Very little is known of this ancient convent on the Mallendarer Mountain, but it deserves mention because of its relationship to the Convent in Schoenstatt. It was situated on the site of the present Besselich, and in ancient times it was a well-known place of pilgrimage. According to the legend, King Klorian, his consort Engelinde, his daughters Anidebe and Enidebe and their retinue were on their way to Cologne to visit the shrine of the eleven thousand virgins in Holy Week of the year 500 when they were fallen upon by the heathen Huns who were hiding in the Westerwald. They were willed for their faith.
When their bodies were found, a Lord von Helfenstein erected a chapel there in 1204, which Archbishop Johann consecrated in 1204. In 1300 a nobleman, Harmann from Koblenz, brought valuable indulgences and privileges from a pilgrimage to Rome. In an ancient chronicle the relics are described in detail and various miracles were reported.
As early as the 13th century a convent was founded on the “holy mountain” of Besselich. In 1428 Franciscan Sisters were transferred there from the hermitage in Niederwerth, and in 1440 a number of the same Sisters came from the Convent of Mary in Muehlheim, about which has already been reported.
Under the first outstanding superior, Mother Elisabeth von Weiss, already mentioned, the convent and religious life flourished. In 1476 a house was founded in Carden on the Mosel and in St Martin at Boppard.
The storms of the Thirty Years' War caused havoc to the convent, but the zeal of the Sisters healed all wounds again. However, the convent was another victim of the general secularization.

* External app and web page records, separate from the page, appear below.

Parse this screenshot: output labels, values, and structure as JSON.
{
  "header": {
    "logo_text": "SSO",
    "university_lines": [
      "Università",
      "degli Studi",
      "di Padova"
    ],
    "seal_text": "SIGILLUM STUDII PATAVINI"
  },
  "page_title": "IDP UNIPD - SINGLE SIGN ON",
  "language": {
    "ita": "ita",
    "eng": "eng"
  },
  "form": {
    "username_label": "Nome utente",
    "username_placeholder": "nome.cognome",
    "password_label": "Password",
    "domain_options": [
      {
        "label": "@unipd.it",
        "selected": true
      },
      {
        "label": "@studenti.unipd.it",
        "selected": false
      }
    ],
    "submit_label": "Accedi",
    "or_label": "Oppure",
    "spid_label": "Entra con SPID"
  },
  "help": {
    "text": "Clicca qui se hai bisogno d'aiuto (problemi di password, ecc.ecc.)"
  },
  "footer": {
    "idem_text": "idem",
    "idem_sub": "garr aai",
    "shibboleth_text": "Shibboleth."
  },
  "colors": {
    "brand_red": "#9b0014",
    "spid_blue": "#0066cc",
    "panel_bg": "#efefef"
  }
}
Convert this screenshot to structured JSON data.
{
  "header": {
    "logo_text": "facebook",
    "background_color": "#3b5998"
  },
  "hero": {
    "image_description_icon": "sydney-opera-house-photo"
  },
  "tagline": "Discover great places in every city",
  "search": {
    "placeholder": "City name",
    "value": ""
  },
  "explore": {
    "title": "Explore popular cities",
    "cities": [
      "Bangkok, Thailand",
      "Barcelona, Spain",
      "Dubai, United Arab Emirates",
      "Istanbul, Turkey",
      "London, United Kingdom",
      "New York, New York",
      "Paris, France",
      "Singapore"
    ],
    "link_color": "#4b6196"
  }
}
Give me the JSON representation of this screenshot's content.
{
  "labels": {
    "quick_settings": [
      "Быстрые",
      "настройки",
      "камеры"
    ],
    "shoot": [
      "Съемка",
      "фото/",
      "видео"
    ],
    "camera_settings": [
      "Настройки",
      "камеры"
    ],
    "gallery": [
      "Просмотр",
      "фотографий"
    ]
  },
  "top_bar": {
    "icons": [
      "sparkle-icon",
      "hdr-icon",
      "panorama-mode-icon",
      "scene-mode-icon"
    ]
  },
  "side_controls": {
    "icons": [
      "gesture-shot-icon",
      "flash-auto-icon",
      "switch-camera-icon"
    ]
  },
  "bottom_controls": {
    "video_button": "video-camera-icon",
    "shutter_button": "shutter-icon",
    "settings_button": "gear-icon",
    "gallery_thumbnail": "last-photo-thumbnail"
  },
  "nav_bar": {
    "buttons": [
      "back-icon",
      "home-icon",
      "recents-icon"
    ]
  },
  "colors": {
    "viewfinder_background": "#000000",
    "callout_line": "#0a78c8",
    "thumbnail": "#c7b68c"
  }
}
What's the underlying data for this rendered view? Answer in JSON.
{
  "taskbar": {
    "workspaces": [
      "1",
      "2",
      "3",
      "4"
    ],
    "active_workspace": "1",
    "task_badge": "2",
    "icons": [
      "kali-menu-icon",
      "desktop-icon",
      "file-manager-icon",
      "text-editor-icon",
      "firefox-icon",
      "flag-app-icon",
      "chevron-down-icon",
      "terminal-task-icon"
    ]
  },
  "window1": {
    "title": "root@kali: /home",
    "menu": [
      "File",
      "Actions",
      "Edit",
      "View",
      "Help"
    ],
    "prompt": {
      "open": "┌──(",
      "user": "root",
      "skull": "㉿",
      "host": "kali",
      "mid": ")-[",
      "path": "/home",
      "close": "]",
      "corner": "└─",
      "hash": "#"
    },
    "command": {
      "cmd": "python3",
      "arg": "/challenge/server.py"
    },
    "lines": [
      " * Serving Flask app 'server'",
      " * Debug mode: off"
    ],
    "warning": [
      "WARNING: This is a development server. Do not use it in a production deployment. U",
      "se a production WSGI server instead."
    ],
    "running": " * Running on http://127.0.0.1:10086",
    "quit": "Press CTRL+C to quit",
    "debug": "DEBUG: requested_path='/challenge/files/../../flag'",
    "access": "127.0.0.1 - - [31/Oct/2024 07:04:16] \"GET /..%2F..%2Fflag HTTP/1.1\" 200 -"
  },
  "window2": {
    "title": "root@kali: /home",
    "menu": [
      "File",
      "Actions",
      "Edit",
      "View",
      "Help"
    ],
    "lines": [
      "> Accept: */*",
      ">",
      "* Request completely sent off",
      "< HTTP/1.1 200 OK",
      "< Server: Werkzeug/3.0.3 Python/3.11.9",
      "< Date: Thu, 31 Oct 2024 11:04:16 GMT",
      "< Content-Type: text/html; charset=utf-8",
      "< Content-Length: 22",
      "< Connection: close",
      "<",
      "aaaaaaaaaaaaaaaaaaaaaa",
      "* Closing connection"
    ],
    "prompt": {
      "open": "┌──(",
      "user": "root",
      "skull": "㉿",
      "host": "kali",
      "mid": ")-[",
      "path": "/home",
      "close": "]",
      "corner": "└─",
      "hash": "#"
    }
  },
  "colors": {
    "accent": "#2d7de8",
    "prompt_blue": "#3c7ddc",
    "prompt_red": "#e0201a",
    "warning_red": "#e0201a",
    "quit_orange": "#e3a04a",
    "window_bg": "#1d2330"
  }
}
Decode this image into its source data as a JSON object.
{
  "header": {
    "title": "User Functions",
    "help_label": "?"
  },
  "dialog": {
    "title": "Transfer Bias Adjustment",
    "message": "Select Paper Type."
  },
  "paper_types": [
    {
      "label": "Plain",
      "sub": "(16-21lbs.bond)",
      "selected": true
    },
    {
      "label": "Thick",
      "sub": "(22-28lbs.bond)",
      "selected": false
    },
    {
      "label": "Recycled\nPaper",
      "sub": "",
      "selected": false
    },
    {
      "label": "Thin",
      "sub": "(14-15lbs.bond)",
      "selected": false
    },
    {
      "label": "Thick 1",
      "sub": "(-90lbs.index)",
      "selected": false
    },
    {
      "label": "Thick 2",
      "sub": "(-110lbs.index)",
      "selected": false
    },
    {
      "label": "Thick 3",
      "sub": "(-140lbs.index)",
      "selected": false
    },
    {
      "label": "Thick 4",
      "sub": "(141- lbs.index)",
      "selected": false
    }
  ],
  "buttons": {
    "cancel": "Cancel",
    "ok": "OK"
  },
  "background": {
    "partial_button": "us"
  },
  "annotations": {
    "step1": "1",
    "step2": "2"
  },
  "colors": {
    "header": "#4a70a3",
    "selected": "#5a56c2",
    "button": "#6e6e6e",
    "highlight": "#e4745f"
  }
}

The property passed to Duke von Bassenheim, then to the French General Guerin, who had the old church completely destroyed. Later other owners too over, and today there is nothing to be seen of the ancient cloisters. Some of the relics found their way to the parish church of Niederberg.
Another attractive outing could take you over Mallendr and the Holderbergerhof to Arenberg (6.5 kilometers). Shorter walks would take to the Ruebel above Vallendar, Bolus peak, Bembermuehle in Feisternachstal, the Wambachtal to the Humboldt heights, etc.
With this we close our short account in the hope that it will be a welcome guide to all who visit the valley and a treasured memento of the ancient Schoenstatt Convent.